Among the records, which lines include "Bunifu"? List them.
──────
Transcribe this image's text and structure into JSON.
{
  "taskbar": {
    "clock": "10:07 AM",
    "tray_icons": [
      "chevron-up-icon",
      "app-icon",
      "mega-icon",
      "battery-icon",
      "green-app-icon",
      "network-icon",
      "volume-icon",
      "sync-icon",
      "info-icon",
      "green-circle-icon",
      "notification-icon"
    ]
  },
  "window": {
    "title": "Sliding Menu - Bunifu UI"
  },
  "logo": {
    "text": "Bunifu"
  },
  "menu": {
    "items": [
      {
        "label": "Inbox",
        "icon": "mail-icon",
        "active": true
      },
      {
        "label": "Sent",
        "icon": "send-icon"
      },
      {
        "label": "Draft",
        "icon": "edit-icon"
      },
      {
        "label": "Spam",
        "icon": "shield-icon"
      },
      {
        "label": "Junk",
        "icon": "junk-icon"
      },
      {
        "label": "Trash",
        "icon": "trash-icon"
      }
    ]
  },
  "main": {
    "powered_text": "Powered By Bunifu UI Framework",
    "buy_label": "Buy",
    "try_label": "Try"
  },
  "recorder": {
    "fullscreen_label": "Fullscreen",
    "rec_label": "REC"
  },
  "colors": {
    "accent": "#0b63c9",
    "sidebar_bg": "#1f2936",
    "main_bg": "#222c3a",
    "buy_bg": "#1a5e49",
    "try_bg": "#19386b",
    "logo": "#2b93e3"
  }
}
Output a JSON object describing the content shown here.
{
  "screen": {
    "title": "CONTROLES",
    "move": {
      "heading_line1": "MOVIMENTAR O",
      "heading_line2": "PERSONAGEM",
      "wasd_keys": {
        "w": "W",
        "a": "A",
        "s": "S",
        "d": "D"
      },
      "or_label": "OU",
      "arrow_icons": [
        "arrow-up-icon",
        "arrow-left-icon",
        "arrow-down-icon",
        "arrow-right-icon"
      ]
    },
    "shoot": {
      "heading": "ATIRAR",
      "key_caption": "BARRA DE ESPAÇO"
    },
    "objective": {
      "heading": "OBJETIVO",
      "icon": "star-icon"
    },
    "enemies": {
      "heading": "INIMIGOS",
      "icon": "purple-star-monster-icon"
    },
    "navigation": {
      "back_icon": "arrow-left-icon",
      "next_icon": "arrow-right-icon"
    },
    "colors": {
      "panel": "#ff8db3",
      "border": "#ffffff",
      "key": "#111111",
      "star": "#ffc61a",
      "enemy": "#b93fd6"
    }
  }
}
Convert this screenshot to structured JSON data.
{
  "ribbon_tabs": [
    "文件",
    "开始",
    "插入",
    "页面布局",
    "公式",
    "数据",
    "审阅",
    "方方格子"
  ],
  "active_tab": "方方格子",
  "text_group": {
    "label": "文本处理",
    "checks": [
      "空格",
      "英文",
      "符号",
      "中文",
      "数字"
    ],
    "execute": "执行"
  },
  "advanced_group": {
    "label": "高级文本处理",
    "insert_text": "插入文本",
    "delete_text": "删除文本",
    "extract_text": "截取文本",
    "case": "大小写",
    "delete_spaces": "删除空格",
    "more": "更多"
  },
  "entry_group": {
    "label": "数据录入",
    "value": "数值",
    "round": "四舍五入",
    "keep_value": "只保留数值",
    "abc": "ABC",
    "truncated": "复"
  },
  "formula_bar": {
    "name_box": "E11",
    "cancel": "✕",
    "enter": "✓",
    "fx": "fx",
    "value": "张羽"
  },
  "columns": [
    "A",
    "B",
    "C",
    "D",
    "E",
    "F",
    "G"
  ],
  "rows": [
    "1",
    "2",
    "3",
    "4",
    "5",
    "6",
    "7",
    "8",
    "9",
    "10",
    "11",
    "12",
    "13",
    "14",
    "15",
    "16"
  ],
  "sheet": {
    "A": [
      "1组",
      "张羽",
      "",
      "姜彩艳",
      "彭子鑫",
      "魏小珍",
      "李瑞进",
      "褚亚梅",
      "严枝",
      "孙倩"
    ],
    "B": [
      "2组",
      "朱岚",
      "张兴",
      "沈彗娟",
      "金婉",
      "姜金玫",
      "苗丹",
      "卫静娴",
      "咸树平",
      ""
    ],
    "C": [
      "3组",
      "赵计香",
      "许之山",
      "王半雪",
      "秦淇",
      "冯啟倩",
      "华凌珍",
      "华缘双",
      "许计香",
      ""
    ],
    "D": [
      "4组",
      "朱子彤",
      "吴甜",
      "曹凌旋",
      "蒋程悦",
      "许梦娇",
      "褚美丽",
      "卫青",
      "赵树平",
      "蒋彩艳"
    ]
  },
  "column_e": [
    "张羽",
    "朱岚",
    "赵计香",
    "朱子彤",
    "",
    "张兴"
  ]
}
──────
--- ANSWER AREA ---
    "title": "Sliding Menu - Bunifu UI"
    "text": "Bunifu"
    "powered_text": "Powered By Bunifu UI Framework",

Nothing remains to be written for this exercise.